“Roper’s conduct violated the core values ​​of the State Patrol,” it continued. “As with anyone who drives carelessly and without regard to basic traffic rules, Mr. Roper’s conduct cannot be tolerated.”

The Rochester Police Department investigated the crash and found that Roper was standing motionless in his patrol car before he began a pursuit that ended in a fatal three-car crash.

Roper also had a passenger riding with him in the patrol car.

According to the indictment filed by Ostrem, at about 5:40 p.m., Roper was involved in a minor traffic violation and was driving south on U.S. Highway 52, reaching speeds of 98 mph, with his patrol car’s emergency lights activated.

Ostrem claims Roper turned off his emergency lights while following a suspected traffic violator coming onto 12th Street SW.

Roper slowed briefly to exit the highway, then quickly accelerated to 83 mph in a 40 mph zone before hitting “full throttle” as he approached the intersection with Apache Drive SW, Ostrem said.

The intersection is the main entrance to the Apache Mall, which Ostrem said sees “a lot of traffic” in the late afternoon and early evening,

The road configuration also makes it difficult to see oncoming vehicles.

Ostrem claims the driver of the SUV was making a left turn at the intersection, which blocked Roper’s view of vehicles in the left lane.

Roper was travelling at 83 mph when the Ford Focus, which had three people in it, began to swerve to the left.

Roper failed to slow down in time to avoid a collision and hit the Ford at about 55 miles per hour.

The force of the impact pushed Roper’s patrol car and the Ford into a Toyota RAV4 that had two people inside.

Ostrem said the driver of the Ford described the Roper’s speed as a “rocket,” and several witnesses said the police car was traveling extremely fast, with no emergency lights or siren to warn others.

As a result of the collision, Flores died from blunt force trauma that was inflicted on her while in the back seat of the Ford.

The driver of the Ford suffered a lacerated liver and a contused kidney, while the other passenger suffered a fractured pelvis, a lacerated kidney and other injuries.

Both people in the RAV4 felt physical pain as a result of the crash, Ostrem said.

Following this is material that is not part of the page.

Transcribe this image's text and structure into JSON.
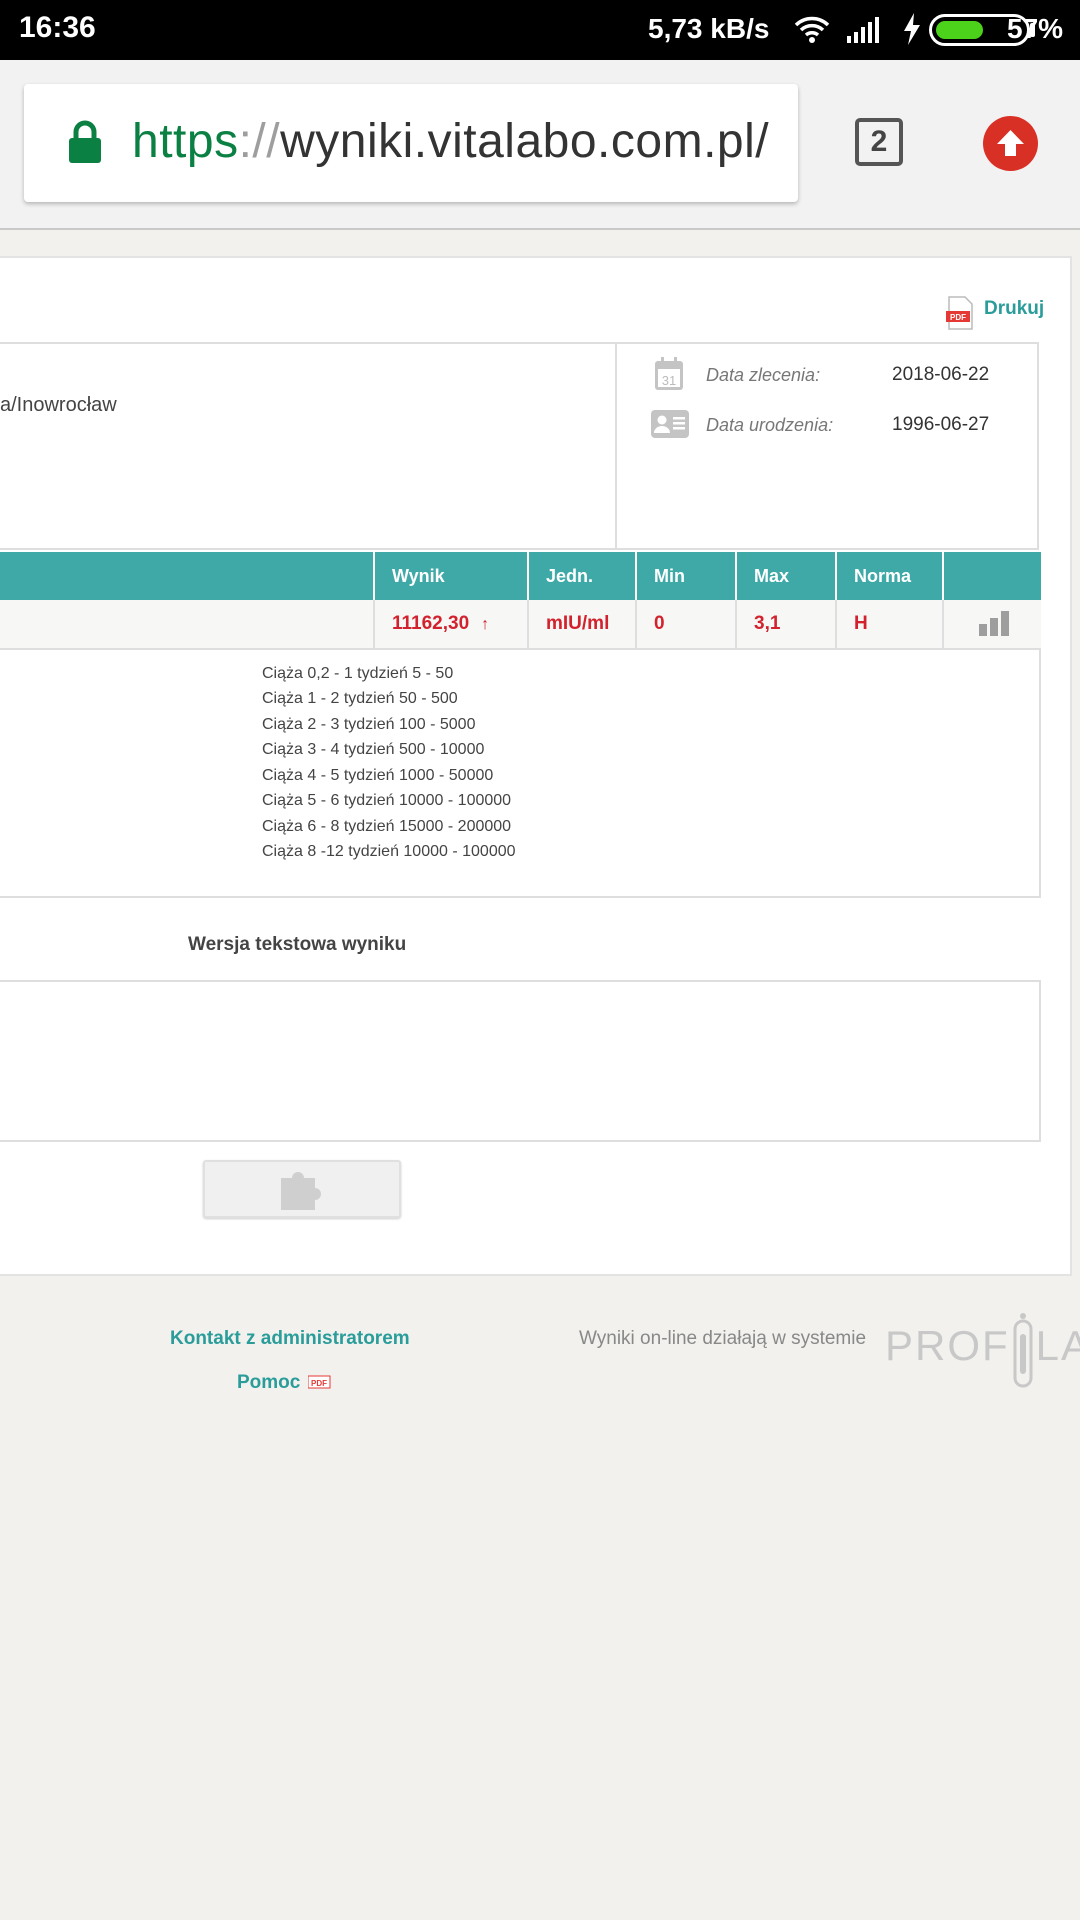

A passenger in Roper’s patrol car who was riding with him suffered multiple broken and bruised ribs.

Several weeks later, Roper told crash investigators that he was trying to approach a traffic suspect but said he was not taking part in the pursuit.

He added that he did not know how fast he was going and thought his hazard lights were on.

Investigators determined Roper caused four other crashes due to inattention or speeding, including one in which he drove at 135 mph in a 55 mph zone without using his patrol car’s hazard lights.

Ostrem claims that during the three hours he was on duty before the fatal crash on May 18, Roper drove at speeds of up to 99 miles per hour while trying to pull over drivers for minor traffic violations.

Even though Roper faces several charges, he is on paid leave under his employment agreement with the state police.